ASSUMING THE law can pass legal muster, Kincheloe said the commission’s top job will be to ensure all proposed charter schools are up to standards and a good fit for the community.

She’s seen first-hand what is required for a charter school to thrive.

Kincheloe is currently employed as a Realtor, but previously spent 20 years in the public charter school realm. She started as a teacher and grew into a curriculum director role at a Duluth, Minnesota charter school.

“It was an amazing experience,” Kincheloe said. “They invested in us teachers and I fell in love with it. We had a great successful model.”

From there, she moved into a charter management position and helped start other charter schools using the same model. In all, she’s contributed to opening nine new charter schools.

Given her experience, she jumped at the opportunity to apply for Montana’s choice school commission following its creation.

Kincheloe said that while she supports traditional public schools and teachers — her two step children attend Whitefish High School — adding an element of competition would help elevate the quality of all Montana schools.

“Educators will tell you we can do things better,” said Kincheloe. “It not only offers a better choice for families, but it also puts a bit of competition into the mix — the [public] funding follows the child.”

Brown said she could look to her own children as examples of who might benefit from a charter school. Her daughter, she said, was content to learn in a typical classroom setting, taking notes and written tests. Her son, on the other hand, would have benefited from a more participatory environment.

“It would have been neat for him to go to a [choice] school with hands-on learning,” she said, such as one with an engineering focus.

Likewise, Kincheloe could see a trades-centered charter school thrive in the Flathead Valley.

“Our construction industry is booming,” she said. “That could be a great opportunity for kids right out of high school.”

BOTH BROWN and Kincheloe estimate it could be years before a charter school takes shape in Montana, given the planning and recruitment involved in starting a school from scratch.

“Everyone interested [in choice schools] would like it to happen tomorrow,” Brown said. “But it’s going to take months in preparation, months in planning and months in deciding what fills the niche the public school does not fill.”
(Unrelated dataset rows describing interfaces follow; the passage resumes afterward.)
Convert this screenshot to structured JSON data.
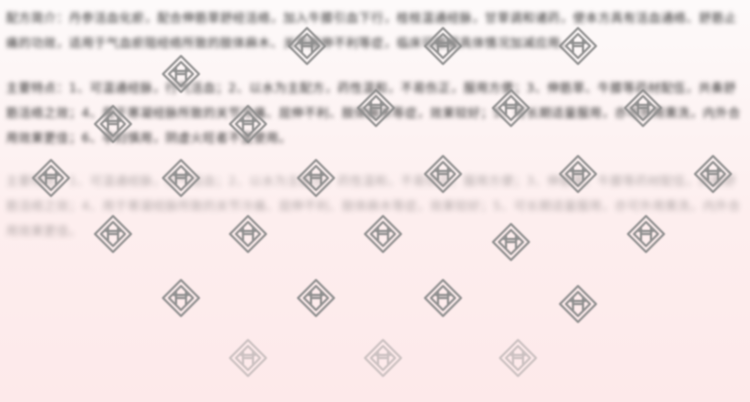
{
  "document": {
    "paragraphs": [
      {
        "name": "intro-paragraph",
        "text": "配方简介：丹参活血化瘀，配合伸筋草舒经活络，加入牛膝引血下行，桂枝温通经脉，甘草调和诸药，使本方具有活血通络、舒筋止痛的功效，适用于气血瘀阻经络所致的肢体麻木、关节屈伸不利等症，临床可根据具体情况加减应用。"
      },
      {
        "name": "features-paragraph",
        "text": "主要特点：1、可温通经脉，行气活血；2、以水为主配方，药性温和，不易伤正，服用方便；3、伸筋草、牛膝等药材配伍，共奏舒筋活络之效；4、用于寒凝经脉所致的关节冷痛、屈伸不利、肢体麻木等症，效果较好；5、可长期适量服用，亦可外用熏洗，内外合用效果更佳；6、孕妇慎用，阴虚火旺者不宜使用。"
      },
      {
        "name": "features-paragraph-faded",
        "text": "主要特点：1、可温通经脉，行气活血；2、以水为主配方，药性温和，不易伤正，服用方便；3、伸筋草、牛膝等药材配伍，共奏舒筋活络之效；4、用于寒凝经脉所致的关节冷痛、屈伸不利、肢体麻木等症，效果较好；5、可长期适量服用，亦可外用熏洗，内外合用效果更佳。"
      }
    ]
  },
  "watermark": {
    "icon": "seal-logo-icon",
    "color": "#8f8f8f",
    "count": 24
  },
  "colors": {
    "background_top": "#fdfafa",
    "background_bottom": "#fde9ea",
    "text": "#2a2a2a"
  }
}
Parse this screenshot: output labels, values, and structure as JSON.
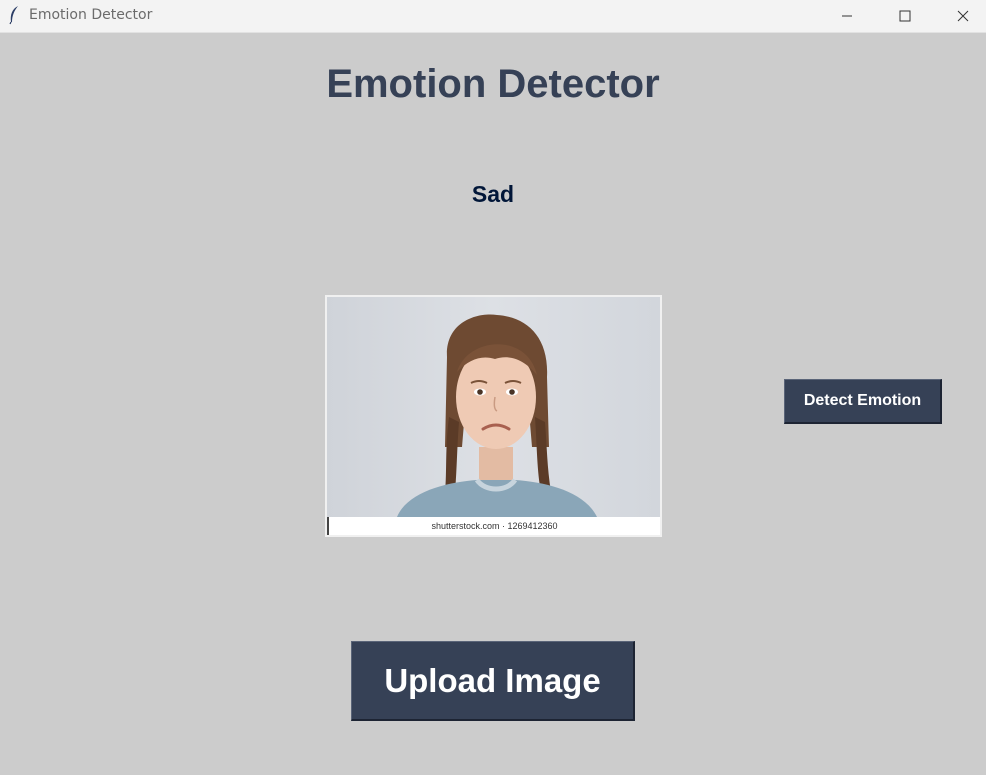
{
  "window": {
    "title": "Emotion Detector",
    "icon": "feather-icon",
    "controls": [
      "minimize-icon",
      "maximize-icon",
      "close-icon"
    ]
  },
  "main": {
    "heading": "Emotion Detector",
    "result_label": "Sad",
    "image": {
      "watermark_text": "shutterstock.com · 1269412360"
    },
    "detect_button_label": "Detect Emotion",
    "upload_button_label": "Upload Image"
  },
  "colors": {
    "background": "#cccccc",
    "heading": "#364156",
    "result": "#011638",
    "button_bg": "#364156",
    "button_text": "#ffffff"
  }
}
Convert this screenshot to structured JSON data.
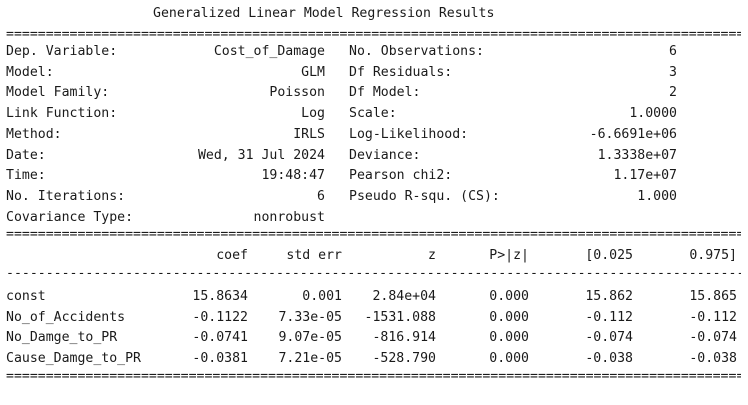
{
  "title": "Generalized Linear Model Regression Results",
  "info": [
    {
      "k1": "Dep. Variable:",
      "v1": "Cost_of_Damage",
      "k2": "No. Observations:",
      "v2": "6"
    },
    {
      "k1": "Model:",
      "v1": "GLM",
      "k2": "Df Residuals:",
      "v2": "3"
    },
    {
      "k1": "Model Family:",
      "v1": "Poisson",
      "k2": "Df Model:",
      "v2": "2"
    },
    {
      "k1": "Link Function:",
      "v1": "Log",
      "k2": "Scale:",
      "v2": "1.0000"
    },
    {
      "k1": "Method:",
      "v1": "IRLS",
      "k2": "Log-Likelihood:",
      "v2": "-6.6691e+06"
    },
    {
      "k1": "Date:",
      "v1": "Wed, 31 Jul 2024",
      "k2": "Deviance:",
      "v2": "1.3338e+07"
    },
    {
      "k1": "Time:",
      "v1": "19:48:47",
      "k2": "Pearson chi2:",
      "v2": "1.17e+07"
    },
    {
      "k1": "No. Iterations:",
      "v1": "6",
      "k2": "Pseudo R-squ. (CS):",
      "v2": "1.000"
    },
    {
      "k1": "Covariance Type:",
      "v1": "nonrobust",
      "k2": "",
      "v2": ""
    }
  ],
  "coef_headers": [
    "coef",
    "std err",
    "z",
    "P>|z|",
    "[0.025",
    "0.975]"
  ],
  "coef_rows": [
    {
      "name": "const",
      "vals": [
        "15.8634",
        "0.001",
        "2.84e+04",
        "0.000",
        "15.862",
        "15.865"
      ]
    },
    {
      "name": "No_of_Accidents",
      "vals": [
        "-0.1122",
        "7.33e-05",
        "-1531.088",
        "0.000",
        "-0.112",
        "-0.112"
      ]
    },
    {
      "name": "No_Damge_to_PR",
      "vals": [
        "-0.0741",
        "9.07e-05",
        "-816.914",
        "0.000",
        "-0.074",
        "-0.074"
      ]
    },
    {
      "name": "Cause_Damge_to_PR",
      "vals": [
        "-0.0381",
        "7.21e-05",
        "-528.790",
        "0.000",
        "-0.038",
        "-0.038"
      ]
    }
  ]
}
“We have a lot of opportunities in the Flathead,” Brown continued. “There’s a group anxious to roll up their sleeves and start working on this.”

In Kincheloe’s experience, charter schools become less controversial after the public gets to see how they can complement a traditional public school system. Pointing back to her career in Minnesota, she noted that in 1991 the state became the first to allow charter schools, a move that was considered controversial at the time.

“Now, they’re commonplace,” she said. “They’re embraced as part of the public education model.”

“There are so many misconceptions about charter schools, and I hope people take the opportunity to learn more about what they offer,” she said.

GIANFORTE ALSO has also appointed Trish Schreiber, of Helmville, to chair the commission. According to the Governor’s Office, Schreiber has served as an educational therapist for over two decades for students who experience learning challenges. She also serves as senior education fellow at the Frontier Institute.

In addition to the governor’s appointees, the commission is comprised of one member appointed by each the superintendent of public instruction, the president of the Montana Senate, the speaker of the Montana House of Representatives, the minority leader of the Montana Senate, and the minority leader of the Montana House of Representatives.

According to the Montana Free Press, Senate Minority Leader Pat Flowers, D-Belgrade, appointed to the commission Bozeman math teacher Emily Hessler, while House Minority Leader Kim Abbott, D-Helena, appointed Helena Montessori teacher Kathryn Wright.